__Assignment__. Could you restate the entries below word for word and leave the images out?

__Given records__.
=======
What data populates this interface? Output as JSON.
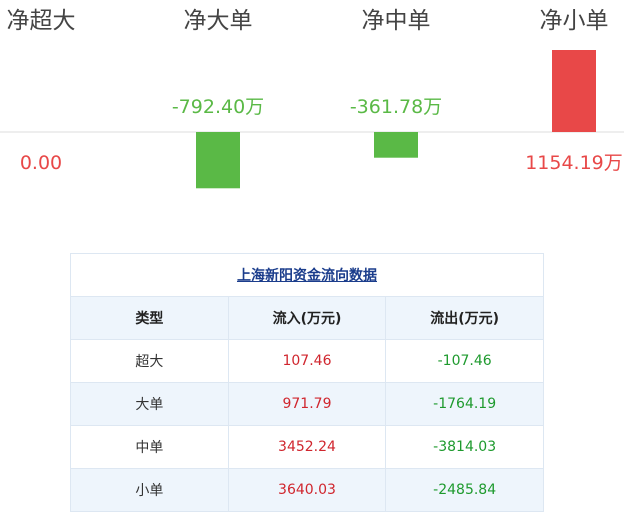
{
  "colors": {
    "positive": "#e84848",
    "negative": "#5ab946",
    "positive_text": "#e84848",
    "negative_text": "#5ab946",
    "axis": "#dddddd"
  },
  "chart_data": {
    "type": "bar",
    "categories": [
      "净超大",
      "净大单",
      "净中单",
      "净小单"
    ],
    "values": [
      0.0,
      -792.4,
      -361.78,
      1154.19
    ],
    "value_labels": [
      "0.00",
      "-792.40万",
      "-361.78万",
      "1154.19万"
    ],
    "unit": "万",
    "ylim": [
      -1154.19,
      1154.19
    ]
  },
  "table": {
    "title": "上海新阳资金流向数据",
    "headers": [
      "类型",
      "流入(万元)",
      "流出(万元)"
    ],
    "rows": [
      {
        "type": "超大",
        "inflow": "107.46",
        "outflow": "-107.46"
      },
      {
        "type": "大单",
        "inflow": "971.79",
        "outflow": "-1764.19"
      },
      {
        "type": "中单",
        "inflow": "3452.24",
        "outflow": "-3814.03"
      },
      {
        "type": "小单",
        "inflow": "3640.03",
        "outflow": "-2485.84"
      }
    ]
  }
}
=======
__Written response__.
What data populates this interface? Output as JSON.
{
  "colors": {
    "positive": "#e84848",
    "negative": "#5ab946",
    "positive_text": "#e84848",
    "negative_text": "#5ab946",
    "axis": "#dddddd"
  },
  "chart_data": {
    "type": "bar",
    "categories": [
      "净超大",
      "净大单",
      "净中单",
      "净小单"
    ],
    "values": [
      0.0,
      -792.4,
      -361.78,
      1154.19
    ],
    "value_labels": [
      "0.00",
      "-792.40万",
      "-361.78万",
      "1154.19万"
    ],
    "unit": "万",
    "ylim": [
      -1154.19,
      1154.19
    ]
  },
  "table": {
    "title": "上海新阳资金流向数据",
    "headers": [
      "类型",
      "流入(万元)",
      "流出(万元)"
    ],
    "rows": [
      {
        "type": "超大",
        "inflow": "107.46",
        "outflow": "-107.46"
      },
      {
        "type": "大单",
        "inflow": "971.79",
        "outflow": "-1764.19"
      },
      {
        "type": "中单",
        "inflow": "3452.24",
        "outflow": "-3814.03"
      },
      {
        "type": "小单",
        "inflow": "3640.03",
        "outflow": "-2485.84"
      }
    ]
  }
}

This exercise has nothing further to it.